[SOURCE INFORMATION]
---

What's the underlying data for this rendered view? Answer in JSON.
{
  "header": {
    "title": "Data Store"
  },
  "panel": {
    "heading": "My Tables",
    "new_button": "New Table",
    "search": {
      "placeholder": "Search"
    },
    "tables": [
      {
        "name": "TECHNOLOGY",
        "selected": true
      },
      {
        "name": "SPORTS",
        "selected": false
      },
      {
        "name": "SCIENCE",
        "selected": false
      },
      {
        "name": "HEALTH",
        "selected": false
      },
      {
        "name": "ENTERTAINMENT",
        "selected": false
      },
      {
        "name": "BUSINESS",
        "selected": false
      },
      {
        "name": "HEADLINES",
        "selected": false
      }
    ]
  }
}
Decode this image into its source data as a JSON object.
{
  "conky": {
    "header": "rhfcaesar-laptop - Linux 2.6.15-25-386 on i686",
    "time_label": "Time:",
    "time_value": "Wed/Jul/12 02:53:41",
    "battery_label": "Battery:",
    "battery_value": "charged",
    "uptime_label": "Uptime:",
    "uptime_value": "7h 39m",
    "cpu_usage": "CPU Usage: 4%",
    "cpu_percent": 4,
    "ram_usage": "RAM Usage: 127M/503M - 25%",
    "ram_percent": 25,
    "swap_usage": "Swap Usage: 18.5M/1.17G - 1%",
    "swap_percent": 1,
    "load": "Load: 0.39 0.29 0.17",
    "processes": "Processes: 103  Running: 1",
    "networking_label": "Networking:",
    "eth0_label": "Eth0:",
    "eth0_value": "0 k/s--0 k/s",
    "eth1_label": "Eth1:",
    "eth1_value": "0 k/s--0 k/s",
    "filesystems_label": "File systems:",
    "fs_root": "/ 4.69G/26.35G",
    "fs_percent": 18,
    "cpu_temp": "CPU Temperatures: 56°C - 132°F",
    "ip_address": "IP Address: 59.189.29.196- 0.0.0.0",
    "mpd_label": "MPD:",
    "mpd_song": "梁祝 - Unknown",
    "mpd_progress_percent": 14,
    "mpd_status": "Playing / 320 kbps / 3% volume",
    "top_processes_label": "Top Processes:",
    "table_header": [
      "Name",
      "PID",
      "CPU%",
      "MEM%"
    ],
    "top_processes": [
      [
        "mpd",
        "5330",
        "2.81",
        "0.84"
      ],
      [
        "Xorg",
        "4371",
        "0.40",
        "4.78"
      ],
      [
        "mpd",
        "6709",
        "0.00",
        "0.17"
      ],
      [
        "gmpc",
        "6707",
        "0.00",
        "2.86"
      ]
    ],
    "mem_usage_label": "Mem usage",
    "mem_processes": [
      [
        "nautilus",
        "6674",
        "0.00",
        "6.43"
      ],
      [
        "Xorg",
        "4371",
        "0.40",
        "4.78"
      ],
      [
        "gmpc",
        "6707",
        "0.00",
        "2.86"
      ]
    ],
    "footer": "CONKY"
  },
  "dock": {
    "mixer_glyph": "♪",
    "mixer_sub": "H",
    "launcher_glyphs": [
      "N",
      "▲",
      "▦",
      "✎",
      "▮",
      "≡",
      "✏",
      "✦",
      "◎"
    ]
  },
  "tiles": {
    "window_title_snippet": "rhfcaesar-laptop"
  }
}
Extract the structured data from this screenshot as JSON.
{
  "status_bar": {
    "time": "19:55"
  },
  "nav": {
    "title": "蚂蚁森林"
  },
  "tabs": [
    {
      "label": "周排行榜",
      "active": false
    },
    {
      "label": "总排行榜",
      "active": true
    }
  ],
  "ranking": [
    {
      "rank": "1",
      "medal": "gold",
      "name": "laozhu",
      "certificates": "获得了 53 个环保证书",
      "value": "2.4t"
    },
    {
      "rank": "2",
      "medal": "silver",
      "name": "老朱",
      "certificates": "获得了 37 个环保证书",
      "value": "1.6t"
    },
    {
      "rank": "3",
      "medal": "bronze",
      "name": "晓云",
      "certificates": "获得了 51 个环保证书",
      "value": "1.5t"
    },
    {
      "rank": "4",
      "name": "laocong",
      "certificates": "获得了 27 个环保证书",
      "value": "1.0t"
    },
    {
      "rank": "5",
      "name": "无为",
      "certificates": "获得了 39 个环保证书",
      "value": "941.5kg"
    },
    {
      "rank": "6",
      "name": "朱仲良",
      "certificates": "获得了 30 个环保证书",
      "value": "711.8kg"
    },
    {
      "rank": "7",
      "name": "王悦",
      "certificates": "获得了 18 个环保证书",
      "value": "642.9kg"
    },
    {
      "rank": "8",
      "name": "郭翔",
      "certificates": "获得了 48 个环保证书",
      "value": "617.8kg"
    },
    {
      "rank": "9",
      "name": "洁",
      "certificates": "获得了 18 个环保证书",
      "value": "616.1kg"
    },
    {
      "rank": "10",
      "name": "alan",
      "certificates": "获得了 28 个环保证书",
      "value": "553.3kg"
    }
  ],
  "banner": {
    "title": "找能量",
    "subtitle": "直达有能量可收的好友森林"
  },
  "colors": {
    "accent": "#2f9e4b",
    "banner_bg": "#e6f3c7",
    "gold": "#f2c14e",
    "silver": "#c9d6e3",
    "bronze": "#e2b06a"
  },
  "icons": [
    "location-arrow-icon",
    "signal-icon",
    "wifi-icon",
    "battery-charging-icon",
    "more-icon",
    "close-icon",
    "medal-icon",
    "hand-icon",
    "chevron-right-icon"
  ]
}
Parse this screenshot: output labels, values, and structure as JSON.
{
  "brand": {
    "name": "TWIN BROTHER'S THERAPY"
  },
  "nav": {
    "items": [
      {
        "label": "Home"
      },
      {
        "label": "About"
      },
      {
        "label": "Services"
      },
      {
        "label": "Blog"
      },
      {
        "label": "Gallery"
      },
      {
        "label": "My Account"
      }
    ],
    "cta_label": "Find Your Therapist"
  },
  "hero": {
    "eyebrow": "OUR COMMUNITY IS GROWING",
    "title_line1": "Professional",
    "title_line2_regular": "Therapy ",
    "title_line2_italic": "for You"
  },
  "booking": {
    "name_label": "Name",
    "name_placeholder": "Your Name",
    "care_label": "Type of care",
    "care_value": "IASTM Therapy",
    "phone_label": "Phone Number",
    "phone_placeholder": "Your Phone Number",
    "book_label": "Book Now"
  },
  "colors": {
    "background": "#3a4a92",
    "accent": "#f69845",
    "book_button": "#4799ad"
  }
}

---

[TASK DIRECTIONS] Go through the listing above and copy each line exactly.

[EXPECTED ANSWER]
What's the underlying data for this rendered view? Answer in JSON.
{
  "header": {
    "title": "Data Store"
  },
  "panel": {
    "heading": "My Tables",
    "new_button": "New Table",
    "search": {
      "placeholder": "Search"
    },
    "tables": [
      {
        "name": "TECHNOLOGY",
        "selected": true
      },
      {
        "name": "SPORTS",
        "selected": false
      },
      {
        "name": "SCIENCE",
        "selected": false
      },
      {
        "name": "HEALTH",
        "selected": false
      },
      {
        "name": "ENTERTAINMENT",
        "selected": false
      },
      {
        "name": "BUSINESS",
        "selected": false
      },
      {
        "name": "HEADLINES",
        "selected": false
      }
    ]
  }
}
Decode this image into its source data as a JSON object.
{
  "conky": {
    "header": "rhfcaesar-laptop - Linux 2.6.15-25-386 on i686",
    "time_label": "Time:",
    "time_value": "Wed/Jul/12 02:53:41",
    "battery_label": "Battery:",
    "battery_value": "charged",
    "uptime_label": "Uptime:",
    "uptime_value": "7h 39m",
    "cpu_usage": "CPU Usage: 4%",
    "cpu_percent": 4,
    "ram_usage": "RAM Usage: 127M/503M - 25%",
    "ram_percent": 25,
    "swap_usage": "Swap Usage: 18.5M/1.17G - 1%",
    "swap_percent": 1,
    "load": "Load: 0.39 0.29 0.17",
    "processes": "Processes: 103  Running: 1",
    "networking_label": "Networking:",
    "eth0_label": "Eth0:",
    "eth0_value": "0 k/s--0 k/s",
    "eth1_label": "Eth1:",
    "eth1_value": "0 k/s--0 k/s",
    "filesystems_label": "File systems:",
    "fs_root": "/ 4.69G/26.35G",
    "fs_percent": 18,
    "cpu_temp": "CPU Temperatures: 56°C - 132°F",
    "ip_address": "IP Address: 59.189.29.196- 0.0.0.0",
    "mpd_label": "MPD:",
    "mpd_song": "梁祝 - Unknown",
    "mpd_progress_percent": 14,
    "mpd_status": "Playing / 320 kbps / 3% volume",
    "top_processes_label": "Top Processes:",
    "table_header": [
      "Name",
      "PID",
      "CPU%",
      "MEM%"
    ],
    "top_processes": [
      [
        "mpd",
        "5330",
        "2.81",
        "0.84"
      ],
      [
        "Xorg",
        "4371",
        "0.40",
        "4.78"
      ],
      [
        "mpd",
        "6709",
        "0.00",
        "0.17"
      ],
      [
        "gmpc",
        "6707",
        "0.00",
        "2.86"
      ]
    ],
    "mem_usage_label": "Mem usage",
    "mem_processes": [
      [
        "nautilus",
        "6674",
        "0.00",
        "6.43"
      ],
      [
        "Xorg",
        "4371",
        "0.40",
        "4.78"
      ],
      [
        "gmpc",
        "6707",
        "0.00",
        "2.86"
      ]
    ],
    "footer": "CONKY"
  },
  "dock": {
    "mixer_glyph": "♪",
    "mixer_sub": "H",
    "launcher_glyphs": [
      "N",
      "▲",
      "▦",
      "✎",
      "▮",
      "≡",
      "✏",
      "✦",
      "◎"
    ]
  },
  "tiles": {
    "window_title_snippet": "rhfcaesar-laptop"
  }
}
Extract the structured data from this screenshot as JSON.
{
  "status_bar": {
    "time": "19:55"
  },
  "nav": {
    "title": "蚂蚁森林"
  },
  "tabs": [
    {
      "label": "周排行榜",
      "active": false
    },
    {
      "label": "总排行榜",
      "active": true
    }
  ],
  "ranking": [
    {
      "rank": "1",
      "medal": "gold",
      "name": "laozhu",
      "certificates": "获得了 53 个环保证书",
      "value": "2.4t"
    },
    {
      "rank": "2",
      "medal": "silver",
      "name": "老朱",
      "certificates": "获得了 37 个环保证书",
      "value": "1.6t"
    },
    {
      "rank": "3",
      "medal": "bronze",
      "name": "晓云",
      "certificates": "获得了 51 个环保证书",
      "value": "1.5t"
    },
    {
      "rank": "4",
      "name": "laocong",
      "certificates": "获得了 27 个环保证书",
      "value": "1.0t"
    },
    {
      "rank": "5",
      "name": "无为",
      "certificates": "获得了 39 个环保证书",
      "value": "941.5kg"
    },
    {
      "rank": "6",
      "name": "朱仲良",
      "certificates": "获得了 30 个环保证书",
      "value": "711.8kg"
    },
    {
      "rank": "7",
      "name": "王悦",
      "certificates": "获得了 18 个环保证书",
      "value": "642.9kg"
    },
    {
      "rank": "8",
      "name": "郭翔",
      "certificates": "获得了 48 个环保证书",
      "value": "617.8kg"
    },
    {
      "rank": "9",
      "name": "洁",
      "certificates": "获得了 18 个环保证书",
      "value": "616.1kg"
    },
    {
      "rank": "10",
      "name": "alan",
      "certificates": "获得了 28 个环保证书",
      "value": "553.3kg"
    }
  ],
  "banner": {
    "title": "找能量",
    "subtitle": "直达有能量可收的好友森林"
  },
  "colors": {
    "accent": "#2f9e4b",
    "banner_bg": "#e6f3c7",
    "gold": "#f2c14e",
    "silver": "#c9d6e3",
    "bronze": "#e2b06a"
  },
  "icons": [
    "location-arrow-icon",
    "signal-icon",
    "wifi-icon",
    "battery-charging-icon",
    "more-icon",
    "close-icon",
    "medal-icon",
    "hand-icon",
    "chevron-right-icon"
  ]
}
Parse this screenshot: output labels, values, and structure as JSON.
{
  "brand": {
    "name": "TWIN BROTHER'S THERAPY"
  },
  "nav": {
    "items": [
      {
        "label": "Home"
      },
      {
        "label": "About"
      },
      {
        "label": "Services"
      },
      {
        "label": "Blog"
      },
      {
        "label": "Gallery"
      },
      {
        "label": "My Account"
      }
    ],
    "cta_label": "Find Your Therapist"
  },
  "hero": {
    "eyebrow": "OUR COMMUNITY IS GROWING",
    "title_line1": "Professional",
    "title_line2_regular": "Therapy ",
    "title_line2_italic": "for You"
  },
  "booking": {
    "name_label": "Name",
    "name_placeholder": "Your Name",
    "care_label": "Type of care",
    "care_value": "IASTM Therapy",
    "phone_label": "Phone Number",
    "phone_placeholder": "Your Phone Number",
    "book_label": "Book Now"
  },
  "colors": {
    "background": "#3a4a92",
    "accent": "#f69845",
    "book_button": "#4799ad"
  }
}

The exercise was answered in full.